START Records
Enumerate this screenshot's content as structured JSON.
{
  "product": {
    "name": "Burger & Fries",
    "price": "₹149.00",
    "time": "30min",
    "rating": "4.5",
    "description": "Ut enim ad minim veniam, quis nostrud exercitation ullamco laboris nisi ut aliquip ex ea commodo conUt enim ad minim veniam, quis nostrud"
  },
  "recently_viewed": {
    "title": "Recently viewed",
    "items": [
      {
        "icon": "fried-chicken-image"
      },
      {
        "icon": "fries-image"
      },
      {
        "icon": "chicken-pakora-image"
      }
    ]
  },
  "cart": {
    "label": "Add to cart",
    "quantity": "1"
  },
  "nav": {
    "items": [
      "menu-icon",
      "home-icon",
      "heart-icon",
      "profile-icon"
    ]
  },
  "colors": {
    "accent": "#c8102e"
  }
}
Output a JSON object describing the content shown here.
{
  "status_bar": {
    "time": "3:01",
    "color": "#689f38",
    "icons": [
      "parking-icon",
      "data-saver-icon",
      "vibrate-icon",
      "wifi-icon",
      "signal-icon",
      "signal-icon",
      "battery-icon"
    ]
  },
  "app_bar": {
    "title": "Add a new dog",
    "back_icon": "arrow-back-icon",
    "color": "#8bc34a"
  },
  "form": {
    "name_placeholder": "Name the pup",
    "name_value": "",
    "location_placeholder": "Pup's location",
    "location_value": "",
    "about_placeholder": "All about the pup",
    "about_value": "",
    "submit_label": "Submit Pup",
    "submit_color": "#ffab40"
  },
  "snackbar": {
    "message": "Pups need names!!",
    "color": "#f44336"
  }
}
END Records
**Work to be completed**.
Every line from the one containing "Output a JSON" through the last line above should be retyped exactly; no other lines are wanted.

**Solution to this exercise**.
Output a JSON object describing the content shown here.
{
  "status_bar": {
    "time": "3:01",
    "color": "#689f38",
    "icons": [
      "parking-icon",
      "data-saver-icon",
      "vibrate-icon",
      "wifi-icon",
      "signal-icon",
      "signal-icon",
      "battery-icon"
    ]
  },
  "app_bar": {
    "title": "Add a new dog",
    "back_icon": "arrow-back-icon",
    "color": "#8bc34a"
  },
  "form": {
    "name_placeholder": "Name the pup",
    "name_value": "",
    "location_placeholder": "Pup's location",
    "location_value": "",
    "about_placeholder": "All about the pup",
    "about_value": "",
    "submit_label": "Submit Pup",
    "submit_color": "#ffab40"
  },
  "snackbar": {
    "message": "Pups need names!!",
    "color": "#f44336"
  }
}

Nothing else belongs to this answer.